Fears of narrowing curriculum
A majority of people think No Child Left Behind is limiting what children are learning in schools and they’re getting increasingly fed up with standardized testing, according to the latest public-school poll from PDK International and the Gallup organization.
Released this morning, the poll found 52 percent of people believe No Child’s emphasis on reading and math has reduced the amount of time spent teaching other subjects. And among those who said yes, 93 percent said they were either very or somewhat concerned about it. The poll marks the second time in a month that the notion of narrowing curriculum has been raised in national surveys (read the Gradebook post on the Center on Education Policy survey here).
On other questions, the PDK-Gallup survey found 43 percent of Americans believe there is too much standardized testing in schools, up 12 percentage points since 2002, when No Child won bipartisan Congressional support and was signed into law by President Bush. A strong majority – 60 percent – continues to oppose vouchers. But a growing majority also supports charter schools, with 60 percent saying they favor them, up from 42 percent in 2000.

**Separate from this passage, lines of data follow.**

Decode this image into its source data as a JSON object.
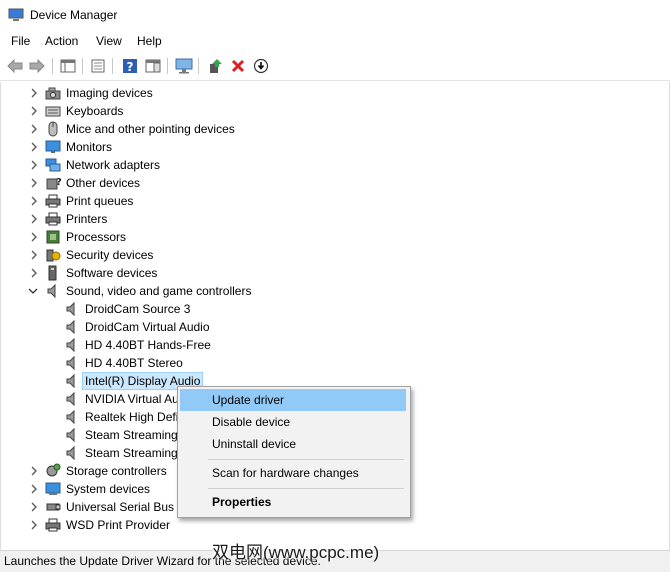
{
  "window": {
    "title": "Device Manager"
  },
  "menu": [
    "File",
    "Action",
    "View",
    "Help"
  ],
  "tree": [
    {
      "label": "Imaging devices",
      "icon": "camera-icon",
      "expanded": false
    },
    {
      "label": "Keyboards",
      "icon": "keyboard-icon",
      "expanded": false
    },
    {
      "label": "Mice and other pointing devices",
      "icon": "mouse-icon",
      "expanded": false
    },
    {
      "label": "Monitors",
      "icon": "monitor-icon",
      "expanded": false
    },
    {
      "label": "Network adapters",
      "icon": "network-icon",
      "expanded": false
    },
    {
      "label": "Other devices",
      "icon": "unknown-device-icon",
      "expanded": false
    },
    {
      "label": "Print queues",
      "icon": "print-queue-icon",
      "expanded": false
    },
    {
      "label": "Printers",
      "icon": "printer-icon",
      "expanded": false
    },
    {
      "label": "Processors",
      "icon": "processor-icon",
      "expanded": false
    },
    {
      "label": "Security devices",
      "icon": "security-icon",
      "expanded": false
    },
    {
      "label": "Software devices",
      "icon": "software-device-icon",
      "expanded": false
    },
    {
      "label": "Sound, video and game controllers",
      "icon": "speaker-icon",
      "expanded": true,
      "children": [
        "DroidCam Source 3",
        "DroidCam Virtual Audio",
        "HD 4.40BT Hands-Free",
        "HD 4.40BT Stereo",
        "Intel(R) Display Audio",
        "NVIDIA Virtual Au",
        "Realtek High Defi",
        "Steam Streaming",
        "Steam Streaming"
      ],
      "selected_child": "Intel(R) Display Audio"
    },
    {
      "label": "Storage controllers",
      "icon": "storage-icon",
      "expanded": false
    },
    {
      "label": "System devices",
      "icon": "system-device-icon",
      "expanded": false
    },
    {
      "label": "Universal Serial Bus c",
      "icon": "usb-icon",
      "expanded": false
    },
    {
      "label": "WSD Print Provider",
      "icon": "printer-icon",
      "expanded": false
    }
  ],
  "context_menu": {
    "items": [
      "Update driver",
      "Disable device",
      "Uninstall device",
      "Scan for hardware changes",
      "Properties"
    ],
    "highlighted": "Update driver"
  },
  "status": "Launches the Update Driver Wizard for the selected device.",
  "watermark": "双电网(www.pcpc.me)",
  "colors": {
    "selection": "#cce8ff",
    "menu_highlight": "#91c9f7"
  }
}
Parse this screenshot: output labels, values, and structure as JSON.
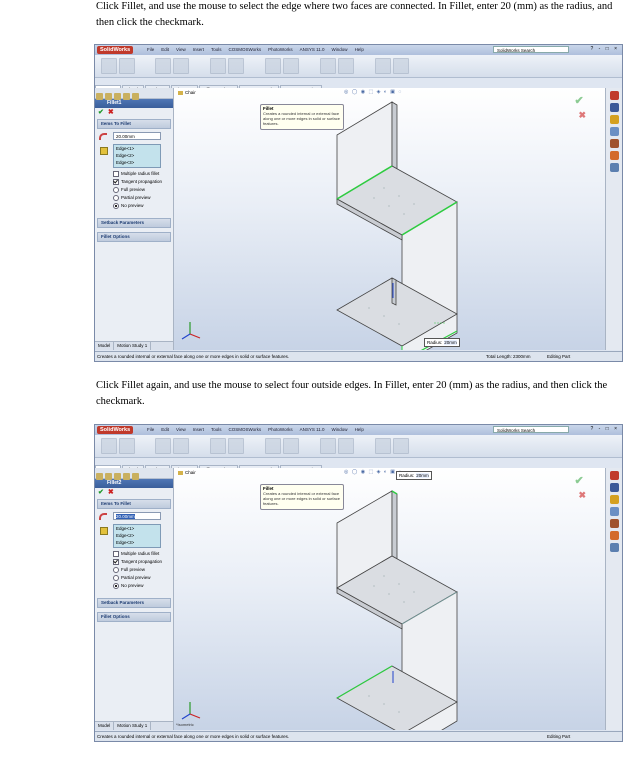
{
  "instructions": {
    "step1": "Click Fillet, and use the mouse to select the edge where two faces are connected. In Fillet, enter 20 (mm) as the radius, and then click the checkmark.",
    "step2": "Click Fillet again, and use the mouse to select four outside edges. In Fillet, enter 20 (mm) as the radius, and then click the checkmark."
  },
  "app": {
    "logo": "SolidWorks",
    "menu": [
      "File",
      "Edit",
      "View",
      "Insert",
      "Tools",
      "COSMOSWorks",
      "PhotoWorks",
      "ANSYS 11.0",
      "Window",
      "Help"
    ],
    "search_placeholder": "SolidWorks Search",
    "window_buttons": "? - □ ×",
    "tabs": [
      "Features",
      "Sketch",
      "Evaluate",
      "DimXpert",
      "Office Products",
      "COSMOSWorks",
      "COSMOSMotion"
    ],
    "active_tab": "Features",
    "heads_up": "◎ ◯ ◉ ⬚ ◈ ◐ ▣ ◌"
  },
  "shot1": {
    "panel_title": "Fillet1",
    "section_items": "Items To Fillet",
    "radius_value": "20.00mm",
    "edges": [
      "Edge<1>",
      "Edge<2>",
      "Edge<3>"
    ],
    "options": [
      {
        "label": "Multiple radius fillet",
        "kind": "check",
        "on": false
      },
      {
        "label": "Tangent propagation",
        "kind": "check",
        "on": true
      },
      {
        "label": "Full preview",
        "kind": "radio",
        "on": false
      },
      {
        "label": "Partial preview",
        "kind": "radio",
        "on": false
      },
      {
        "label": "No preview",
        "kind": "radio",
        "on": true
      }
    ],
    "section_setback": "Setback Parameters",
    "section_options": "Fillet Options",
    "bottom_tabs": [
      "Model",
      "Motion Study 1"
    ],
    "breadcrumb": "Chair",
    "tooltip_title": "Fillet",
    "tooltip_text": "Creates a rounded internal or external face along one or more edges in solid or surface features.",
    "radius_label": "Radius:",
    "radius_tag_value": "20mm",
    "status_text": "Creates a rounded internal or external face along one or more edges in solid or surface features.",
    "status_length": "Total Length: 2300mm",
    "status_mode": "Editing Part"
  },
  "shot2": {
    "panel_title": "Fillet2",
    "section_items": "Items To Fillet",
    "radius_value": "20.00mm",
    "edges": [
      "Edge<1>",
      "Edge<2>",
      "Edge<3>"
    ],
    "options": [
      {
        "label": "Multiple radius fillet",
        "kind": "check",
        "on": false
      },
      {
        "label": "Tangent propagation",
        "kind": "check",
        "on": true
      },
      {
        "label": "Full preview",
        "kind": "radio",
        "on": false
      },
      {
        "label": "Partial preview",
        "kind": "radio",
        "on": false
      },
      {
        "label": "No preview",
        "kind": "radio",
        "on": true
      }
    ],
    "section_setback": "Setback Parameters",
    "section_options": "Fillet Options",
    "bottom_tabs": [
      "Model",
      "Motion Study 1"
    ],
    "breadcrumb": "Chair",
    "tooltip_title": "Fillet",
    "tooltip_text": "Creates a rounded internal or external face along one or more edges in solid or surface features.",
    "radius_label": "Radius:",
    "radius_tag_value": "20mm",
    "status_text": "Creates a rounded internal or external face along one or more edges in solid or surface features.",
    "status_mode": "Editing Part",
    "viewport_label": "*Isometric"
  },
  "colors": {
    "selected_edge": "#2ecc40",
    "accent": "#3a5e9b",
    "ok": "#1d9a2a",
    "cancel": "#cc2222"
  }
}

To read a response from the Forum on Educational Accountability, which includes many FairTest folks, click here.
- Ron Matus, state education reporter